[SEOUL] The UN Security Council will convene Tuesday to discuss North Korea after the isolated communist state test-fired three ballistic missiles into the sea as world leaders met at the G20 summit in China.
The discussion - requested by council members Japan and the United States - is slated to begin at 11:30am local time (1530 GMT) in New York, where the council will consider a response to the latest missile launches, diplomats said.
North Korea test-fired three ballistic missiles into the sea Monday, South Korea said, in a new show of force as world leaders met in Hangzhou, China.
The missiles were fired into the Sea of Japan (East Sea) from the North's Hwangju county at around 0300 GMT, a spokesman for Seoul's defence ministry said.
The sabre-rattling follows the North's submarine-launched ballistic missile test some two weeks ago.
"They are speculated to be Rodong missiles with a range of 1,000 kilometres (620 miles) and were fired without navigational warning to Japan," the spokesman said in a statement.
"North Korea's ballistic missile launch is a direct violation of UN Security Council resolutions, aimed at showing off its nuclear and missile capabilities during the G20 summit." The defence ministry in Tokyo said the three missiles were estimated to have fallen into Japan's maritime Exclusive Economic Zone.
"The ministry expresses serious concern over the missile launches as they pose a grave threat to Japan's national security," a ministry statement said.
North Korea has conducted a series of missile tests this year in defiance of UN sanctions imposed after its fourth nuclear test in January.
Last month, it fired a submarine-launched ballistic missile from the northeastern port of Sinpo.
That missile flew 500 kilometres towards Japan, far exceeding the range of the North's previous sub-launched missiles.

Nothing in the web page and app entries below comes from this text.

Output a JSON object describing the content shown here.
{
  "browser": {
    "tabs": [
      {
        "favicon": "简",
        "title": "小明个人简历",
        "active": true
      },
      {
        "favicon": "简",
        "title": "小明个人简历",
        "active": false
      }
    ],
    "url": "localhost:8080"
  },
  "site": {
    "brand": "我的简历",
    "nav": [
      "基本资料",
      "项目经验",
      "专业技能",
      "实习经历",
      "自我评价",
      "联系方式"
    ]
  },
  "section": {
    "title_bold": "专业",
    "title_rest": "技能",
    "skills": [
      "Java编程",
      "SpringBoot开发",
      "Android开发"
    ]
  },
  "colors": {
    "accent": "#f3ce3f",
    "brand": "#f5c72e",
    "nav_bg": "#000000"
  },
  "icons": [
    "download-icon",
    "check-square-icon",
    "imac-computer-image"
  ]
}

The country's leader Kim Jong-Un described the August test as the "greatest success" and said it put the US mainland within striking range.

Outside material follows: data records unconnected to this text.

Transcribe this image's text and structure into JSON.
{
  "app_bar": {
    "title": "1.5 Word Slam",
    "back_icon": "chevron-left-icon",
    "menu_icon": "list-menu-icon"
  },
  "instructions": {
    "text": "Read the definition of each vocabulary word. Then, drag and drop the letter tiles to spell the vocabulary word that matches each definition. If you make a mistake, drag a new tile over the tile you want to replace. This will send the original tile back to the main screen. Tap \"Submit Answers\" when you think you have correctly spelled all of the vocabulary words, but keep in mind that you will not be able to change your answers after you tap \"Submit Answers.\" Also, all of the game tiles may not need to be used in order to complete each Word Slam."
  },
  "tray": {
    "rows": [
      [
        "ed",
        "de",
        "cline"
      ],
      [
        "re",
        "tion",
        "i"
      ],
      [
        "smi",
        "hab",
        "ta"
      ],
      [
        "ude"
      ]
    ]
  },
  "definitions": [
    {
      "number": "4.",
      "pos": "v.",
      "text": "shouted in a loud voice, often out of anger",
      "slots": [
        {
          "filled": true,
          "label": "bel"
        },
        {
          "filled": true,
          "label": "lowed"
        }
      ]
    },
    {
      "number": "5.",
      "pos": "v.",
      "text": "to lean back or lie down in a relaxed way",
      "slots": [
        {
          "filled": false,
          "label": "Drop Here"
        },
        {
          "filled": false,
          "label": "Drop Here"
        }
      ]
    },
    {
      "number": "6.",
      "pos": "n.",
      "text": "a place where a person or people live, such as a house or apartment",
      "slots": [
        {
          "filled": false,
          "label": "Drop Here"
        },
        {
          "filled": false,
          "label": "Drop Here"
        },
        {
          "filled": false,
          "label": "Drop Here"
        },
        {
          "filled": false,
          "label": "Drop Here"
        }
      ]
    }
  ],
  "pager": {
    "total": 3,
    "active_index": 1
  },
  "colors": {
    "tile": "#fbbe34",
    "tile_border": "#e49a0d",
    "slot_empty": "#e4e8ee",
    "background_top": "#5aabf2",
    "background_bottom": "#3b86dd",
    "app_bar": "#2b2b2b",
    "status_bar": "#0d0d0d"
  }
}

The launch was widely condemned by the US and other major powers, but analysts saw it as a clear step forward for North Korea's nuclear strike ambitions.
A proven submarine-launched ballistic missile system would allow deployment far beyond the Korean peninsula and a "second-strike" capability in the event of an attack on the North's military bases.

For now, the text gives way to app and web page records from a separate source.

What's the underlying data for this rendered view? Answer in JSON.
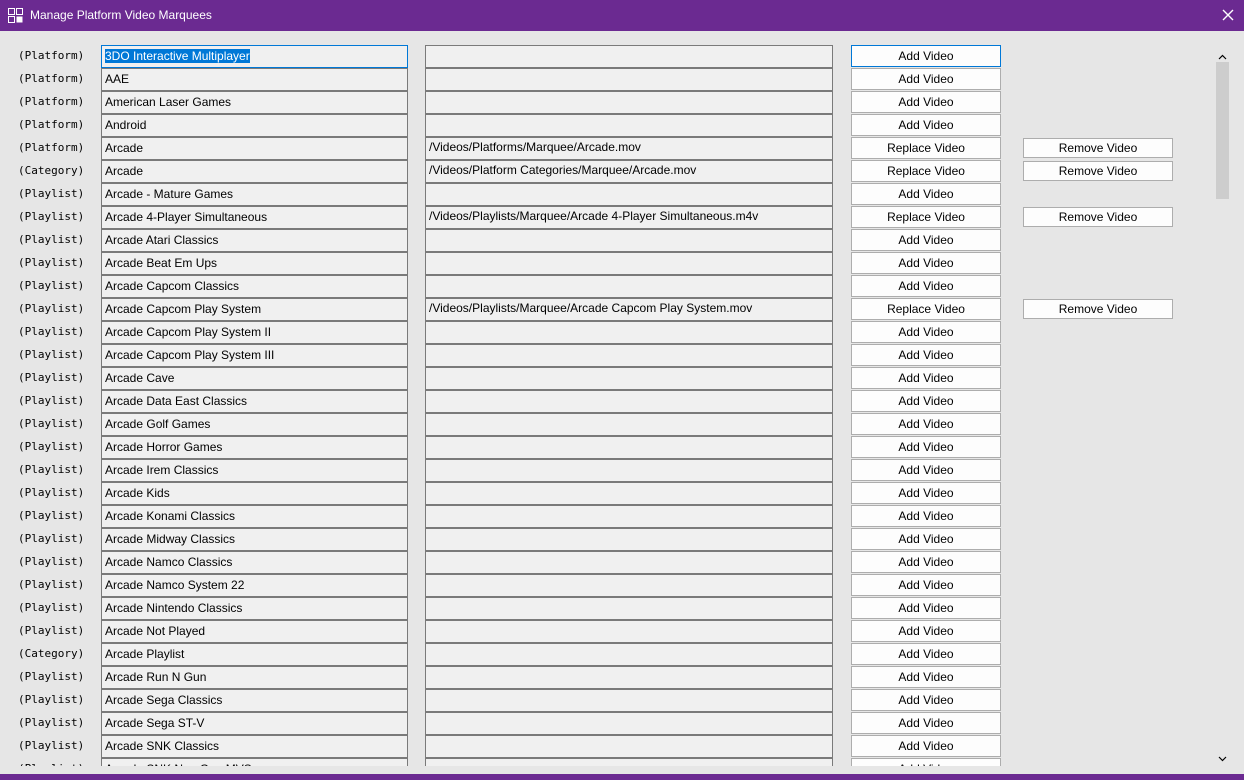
{
  "window": {
    "title": "Manage Platform Video Marquees"
  },
  "rows": [
    {
      "type": "(Platform)",
      "name": "3DO Interactive Multiplayer",
      "path": "",
      "action": "Add Video",
      "remove": ""
    },
    {
      "type": "(Platform)",
      "name": "AAE",
      "path": "",
      "action": "Add Video",
      "remove": ""
    },
    {
      "type": "(Platform)",
      "name": "American Laser Games",
      "path": "",
      "action": "Add Video",
      "remove": ""
    },
    {
      "type": "(Platform)",
      "name": "Android",
      "path": "",
      "action": "Add Video",
      "remove": ""
    },
    {
      "type": "(Platform)",
      "name": "Arcade",
      "path": "/Videos/Platforms/Marquee/Arcade.mov",
      "action": "Replace Video",
      "remove": "Remove Video"
    },
    {
      "type": "(Category)",
      "name": "Arcade",
      "path": "/Videos/Platform Categories/Marquee/Arcade.mov",
      "action": "Replace Video",
      "remove": "Remove Video"
    },
    {
      "type": "(Playlist)",
      "name": "Arcade - Mature Games",
      "path": "",
      "action": "Add Video",
      "remove": ""
    },
    {
      "type": "(Playlist)",
      "name": "Arcade 4-Player Simultaneous",
      "path": "/Videos/Playlists/Marquee/Arcade 4-Player Simultaneous.m4v",
      "action": "Replace Video",
      "remove": "Remove Video"
    },
    {
      "type": "(Playlist)",
      "name": "Arcade Atari Classics",
      "path": "",
      "action": "Add Video",
      "remove": ""
    },
    {
      "type": "(Playlist)",
      "name": "Arcade Beat Em Ups",
      "path": "",
      "action": "Add Video",
      "remove": ""
    },
    {
      "type": "(Playlist)",
      "name": "Arcade Capcom Classics",
      "path": "",
      "action": "Add Video",
      "remove": ""
    },
    {
      "type": "(Playlist)",
      "name": "Arcade Capcom Play System",
      "path": "/Videos/Playlists/Marquee/Arcade Capcom Play System.mov",
      "action": "Replace Video",
      "remove": "Remove Video"
    },
    {
      "type": "(Playlist)",
      "name": "Arcade Capcom Play System II",
      "path": "",
      "action": "Add Video",
      "remove": ""
    },
    {
      "type": "(Playlist)",
      "name": "Arcade Capcom Play System III",
      "path": "",
      "action": "Add Video",
      "remove": ""
    },
    {
      "type": "(Playlist)",
      "name": "Arcade Cave",
      "path": "",
      "action": "Add Video",
      "remove": ""
    },
    {
      "type": "(Playlist)",
      "name": "Arcade Data East Classics",
      "path": "",
      "action": "Add Video",
      "remove": ""
    },
    {
      "type": "(Playlist)",
      "name": "Arcade Golf Games",
      "path": "",
      "action": "Add Video",
      "remove": ""
    },
    {
      "type": "(Playlist)",
      "name": "Arcade Horror Games",
      "path": "",
      "action": "Add Video",
      "remove": ""
    },
    {
      "type": "(Playlist)",
      "name": "Arcade Irem Classics",
      "path": "",
      "action": "Add Video",
      "remove": ""
    },
    {
      "type": "(Playlist)",
      "name": "Arcade Kids",
      "path": "",
      "action": "Add Video",
      "remove": ""
    },
    {
      "type": "(Playlist)",
      "name": "Arcade Konami Classics",
      "path": "",
      "action": "Add Video",
      "remove": ""
    },
    {
      "type": "(Playlist)",
      "name": "Arcade Midway Classics",
      "path": "",
      "action": "Add Video",
      "remove": ""
    },
    {
      "type": "(Playlist)",
      "name": "Arcade Namco Classics",
      "path": "",
      "action": "Add Video",
      "remove": ""
    },
    {
      "type": "(Playlist)",
      "name": "Arcade Namco System 22",
      "path": "",
      "action": "Add Video",
      "remove": ""
    },
    {
      "type": "(Playlist)",
      "name": "Arcade Nintendo Classics",
      "path": "",
      "action": "Add Video",
      "remove": ""
    },
    {
      "type": "(Playlist)",
      "name": "Arcade Not Played",
      "path": "",
      "action": "Add Video",
      "remove": ""
    },
    {
      "type": "(Category)",
      "name": "Arcade Playlist",
      "path": "",
      "action": "Add Video",
      "remove": ""
    },
    {
      "type": "(Playlist)",
      "name": "Arcade Run N Gun",
      "path": "",
      "action": "Add Video",
      "remove": ""
    },
    {
      "type": "(Playlist)",
      "name": "Arcade Sega Classics",
      "path": "",
      "action": "Add Video",
      "remove": ""
    },
    {
      "type": "(Playlist)",
      "name": "Arcade Sega ST-V",
      "path": "",
      "action": "Add Video",
      "remove": ""
    },
    {
      "type": "(Playlist)",
      "name": "Arcade SNK Classics",
      "path": "",
      "action": "Add Video",
      "remove": ""
    },
    {
      "type": "(Playlist)",
      "name": "Arcade SNK Neo Geo MVS",
      "path": "",
      "action": "Add Video",
      "remove": ""
    }
  ],
  "icons": {
    "app": "marquee-app-icon",
    "close": "close-icon",
    "up": "scroll-up-icon",
    "down": "scroll-down-icon"
  },
  "colors": {
    "titlebar": "#6b2a91",
    "focus": "#0078d7"
  }
}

The North's latest tests sparked strong protests from Tokyo and Washington.
A senior US administration official at the G20 condemned the launches as a threat to its allies and to civilian air travel, and vowed diplomatic action against the Pyongyang regime.
US State Department spokesman John Kirby strongly denounced the launches as "reckless".
"Today's reckless launches by North Korea threaten civil aviation and maritime commerce in the region," Mr Kirby said in a statement.
Gary Ross, a Pentagon spokesman, also repeated previous comments saying US commitment to the defence of allies South Korea and Japan was "ironclad".
"This provocation only serves to increase the international community's resolve to counter the DPRK's prohibited activities, including through implementing existing UN Security Council sanctions," he said.
"We intend to raise our concerns at the UN to bolster international resolve in holding the DPRK accountable for these actions." In Tokyo, Japanese Foreign Minister Fumio Kishida told reporters the launches were "a grave security provocation and can never be permitted."
"We have lodged a strong protest against North Korea." The latest missile launches came hours after South Korean President Park Geun-Hye and Chinese President Xi Jinping met on the sidelines of the G20 summit in Hangzhou.
During the summit, Mr Xi reiterated Beijing's opposition to Seoul's planned deployment of the Terminal High Altitude Area Defence (Thaad) system, arguing that "mishandling" the issue could "intensify disputes" in the region, China's state-run Xinhua news agency said.
Ms Park labelled North Korea's continued provocations as a "challenge" to Seoul-Beijing ties, adding that security threats from Pyongyang were at an "unprecedented level," South Korea's Yonhap news agency said.